The problem :: If a line in the records below holds the word "Saisontor", copy it.

Materials provided ::
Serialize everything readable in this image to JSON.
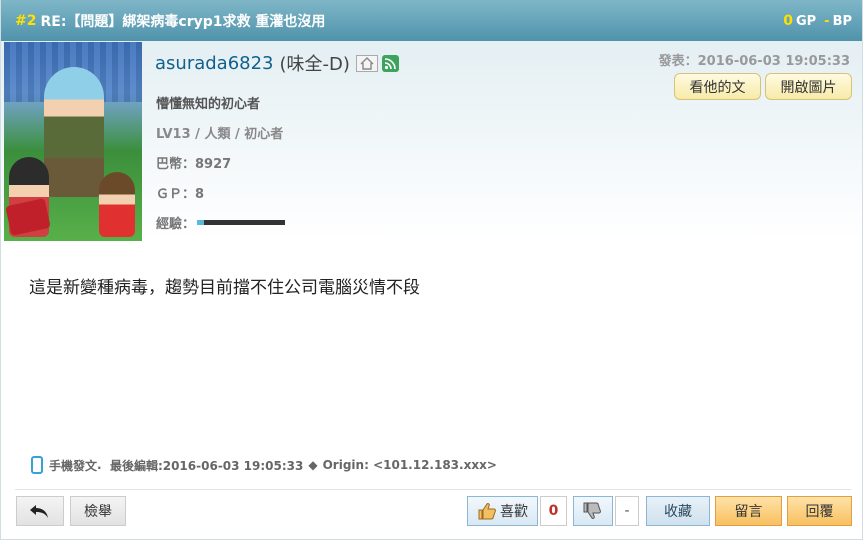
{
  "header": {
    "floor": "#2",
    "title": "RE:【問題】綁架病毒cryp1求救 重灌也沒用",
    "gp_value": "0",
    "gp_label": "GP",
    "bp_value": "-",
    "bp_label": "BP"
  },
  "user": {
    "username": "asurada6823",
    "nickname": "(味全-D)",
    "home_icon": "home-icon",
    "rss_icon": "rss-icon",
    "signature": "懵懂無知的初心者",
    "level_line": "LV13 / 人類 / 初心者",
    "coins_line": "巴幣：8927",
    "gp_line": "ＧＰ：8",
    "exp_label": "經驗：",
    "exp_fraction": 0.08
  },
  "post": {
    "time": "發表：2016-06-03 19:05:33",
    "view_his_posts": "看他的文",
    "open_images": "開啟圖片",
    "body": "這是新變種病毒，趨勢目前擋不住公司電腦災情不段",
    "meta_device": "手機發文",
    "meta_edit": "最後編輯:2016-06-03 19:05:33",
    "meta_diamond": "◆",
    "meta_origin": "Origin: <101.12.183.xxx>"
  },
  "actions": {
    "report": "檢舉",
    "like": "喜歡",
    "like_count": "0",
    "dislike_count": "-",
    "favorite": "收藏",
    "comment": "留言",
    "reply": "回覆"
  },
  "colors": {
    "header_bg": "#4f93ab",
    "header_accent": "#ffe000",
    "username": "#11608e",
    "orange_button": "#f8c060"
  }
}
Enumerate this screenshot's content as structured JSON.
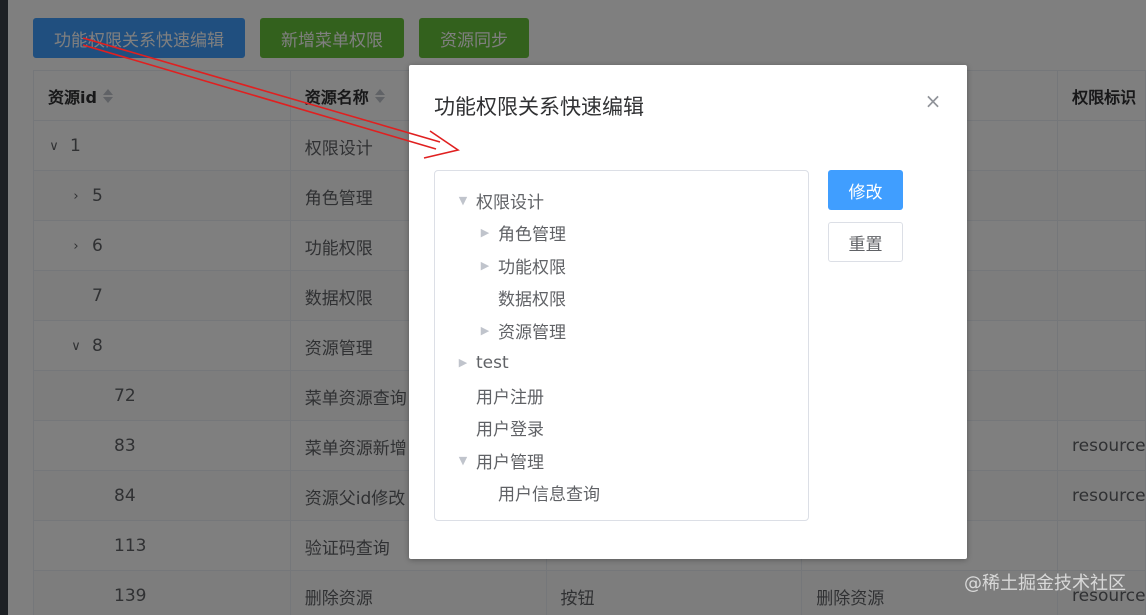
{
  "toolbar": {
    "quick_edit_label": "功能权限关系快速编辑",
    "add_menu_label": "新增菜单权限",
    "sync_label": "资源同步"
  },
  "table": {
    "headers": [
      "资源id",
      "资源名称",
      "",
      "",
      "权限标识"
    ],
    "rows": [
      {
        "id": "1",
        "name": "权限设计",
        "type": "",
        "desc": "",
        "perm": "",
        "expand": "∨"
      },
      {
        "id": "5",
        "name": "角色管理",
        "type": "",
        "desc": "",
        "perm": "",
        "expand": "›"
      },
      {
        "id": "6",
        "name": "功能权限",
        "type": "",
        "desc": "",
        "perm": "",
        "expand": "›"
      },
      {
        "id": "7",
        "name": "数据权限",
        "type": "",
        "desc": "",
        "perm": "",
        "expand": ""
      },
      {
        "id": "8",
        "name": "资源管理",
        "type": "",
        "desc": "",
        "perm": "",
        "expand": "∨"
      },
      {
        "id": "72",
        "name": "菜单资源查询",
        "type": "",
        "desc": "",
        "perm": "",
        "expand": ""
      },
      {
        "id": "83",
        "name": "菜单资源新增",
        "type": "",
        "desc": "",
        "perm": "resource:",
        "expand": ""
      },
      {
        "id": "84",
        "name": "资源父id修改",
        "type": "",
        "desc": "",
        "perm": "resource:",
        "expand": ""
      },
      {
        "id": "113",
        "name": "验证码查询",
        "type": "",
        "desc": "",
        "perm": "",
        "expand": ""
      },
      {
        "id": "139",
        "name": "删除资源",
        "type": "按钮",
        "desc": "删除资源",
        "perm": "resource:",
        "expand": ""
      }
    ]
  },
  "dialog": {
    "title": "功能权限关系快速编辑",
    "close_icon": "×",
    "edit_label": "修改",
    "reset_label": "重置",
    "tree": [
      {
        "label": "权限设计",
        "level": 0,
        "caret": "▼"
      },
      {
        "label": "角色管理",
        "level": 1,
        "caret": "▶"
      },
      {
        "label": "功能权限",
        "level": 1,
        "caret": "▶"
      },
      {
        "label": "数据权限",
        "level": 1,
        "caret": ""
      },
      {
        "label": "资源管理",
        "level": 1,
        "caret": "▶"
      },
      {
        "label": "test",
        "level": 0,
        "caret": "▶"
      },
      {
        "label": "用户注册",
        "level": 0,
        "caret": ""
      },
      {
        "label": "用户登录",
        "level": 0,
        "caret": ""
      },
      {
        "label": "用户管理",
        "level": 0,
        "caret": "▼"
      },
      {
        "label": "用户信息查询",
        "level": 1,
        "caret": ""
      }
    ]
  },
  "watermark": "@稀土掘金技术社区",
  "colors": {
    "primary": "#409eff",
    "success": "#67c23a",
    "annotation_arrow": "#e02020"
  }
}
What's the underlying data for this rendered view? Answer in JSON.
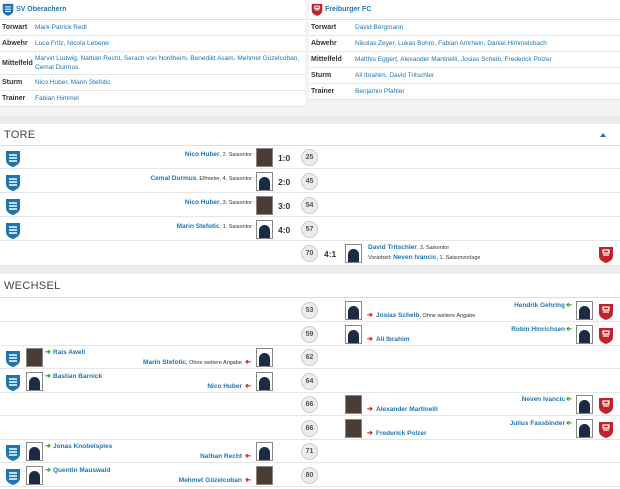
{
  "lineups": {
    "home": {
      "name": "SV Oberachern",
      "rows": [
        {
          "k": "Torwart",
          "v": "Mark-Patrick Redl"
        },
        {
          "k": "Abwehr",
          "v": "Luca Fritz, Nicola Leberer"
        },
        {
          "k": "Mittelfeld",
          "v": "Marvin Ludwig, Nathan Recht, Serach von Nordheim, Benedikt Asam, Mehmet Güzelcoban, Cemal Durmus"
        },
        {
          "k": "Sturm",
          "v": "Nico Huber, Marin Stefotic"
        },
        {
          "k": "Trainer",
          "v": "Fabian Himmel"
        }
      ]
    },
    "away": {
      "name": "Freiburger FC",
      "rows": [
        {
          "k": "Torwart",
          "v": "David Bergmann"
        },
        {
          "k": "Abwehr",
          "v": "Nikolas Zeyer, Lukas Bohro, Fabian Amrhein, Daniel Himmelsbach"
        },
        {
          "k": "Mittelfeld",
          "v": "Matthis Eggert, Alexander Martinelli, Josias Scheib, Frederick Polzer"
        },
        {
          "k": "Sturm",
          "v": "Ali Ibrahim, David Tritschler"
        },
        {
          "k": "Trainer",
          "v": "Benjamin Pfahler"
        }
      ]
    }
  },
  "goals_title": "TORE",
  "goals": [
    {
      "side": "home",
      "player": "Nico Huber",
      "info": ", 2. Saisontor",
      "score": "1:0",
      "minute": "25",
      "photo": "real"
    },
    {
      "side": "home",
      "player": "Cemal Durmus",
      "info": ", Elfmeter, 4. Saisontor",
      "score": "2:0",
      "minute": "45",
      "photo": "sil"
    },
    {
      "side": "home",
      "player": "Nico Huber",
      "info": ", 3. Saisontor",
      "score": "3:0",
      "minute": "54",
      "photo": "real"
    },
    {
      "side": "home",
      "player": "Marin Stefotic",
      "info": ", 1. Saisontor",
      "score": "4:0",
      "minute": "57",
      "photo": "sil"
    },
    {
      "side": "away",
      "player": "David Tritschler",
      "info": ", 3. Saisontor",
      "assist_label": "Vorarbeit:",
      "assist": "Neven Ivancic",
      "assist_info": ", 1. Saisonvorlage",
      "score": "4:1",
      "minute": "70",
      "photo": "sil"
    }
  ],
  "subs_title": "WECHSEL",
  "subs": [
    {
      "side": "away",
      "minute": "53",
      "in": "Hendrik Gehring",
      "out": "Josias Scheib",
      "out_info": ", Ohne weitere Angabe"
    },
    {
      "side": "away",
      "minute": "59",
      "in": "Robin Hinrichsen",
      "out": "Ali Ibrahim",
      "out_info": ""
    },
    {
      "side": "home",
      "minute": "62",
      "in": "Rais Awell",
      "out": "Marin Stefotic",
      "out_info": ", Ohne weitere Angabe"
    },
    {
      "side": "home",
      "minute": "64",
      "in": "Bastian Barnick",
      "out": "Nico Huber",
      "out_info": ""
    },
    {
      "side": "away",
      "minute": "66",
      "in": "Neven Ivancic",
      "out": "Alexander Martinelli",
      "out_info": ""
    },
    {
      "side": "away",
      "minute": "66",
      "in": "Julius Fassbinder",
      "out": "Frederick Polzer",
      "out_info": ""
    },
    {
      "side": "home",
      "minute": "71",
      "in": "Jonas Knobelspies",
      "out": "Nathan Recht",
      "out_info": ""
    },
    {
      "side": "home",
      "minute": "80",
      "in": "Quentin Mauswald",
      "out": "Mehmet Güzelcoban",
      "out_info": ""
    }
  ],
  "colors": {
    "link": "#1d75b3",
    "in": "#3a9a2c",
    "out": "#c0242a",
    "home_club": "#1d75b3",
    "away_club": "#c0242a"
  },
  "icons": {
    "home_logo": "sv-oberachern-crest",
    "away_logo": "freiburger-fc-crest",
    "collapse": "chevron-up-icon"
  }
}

Expected answer ::
      "info": ", 2. Saisontor",
      "info": ", Elfmeter, 4. Saisontor",
      "info": ", 3. Saisontor",
      "info": ", 1. Saisontor",
      "info": ", 3. Saisontor",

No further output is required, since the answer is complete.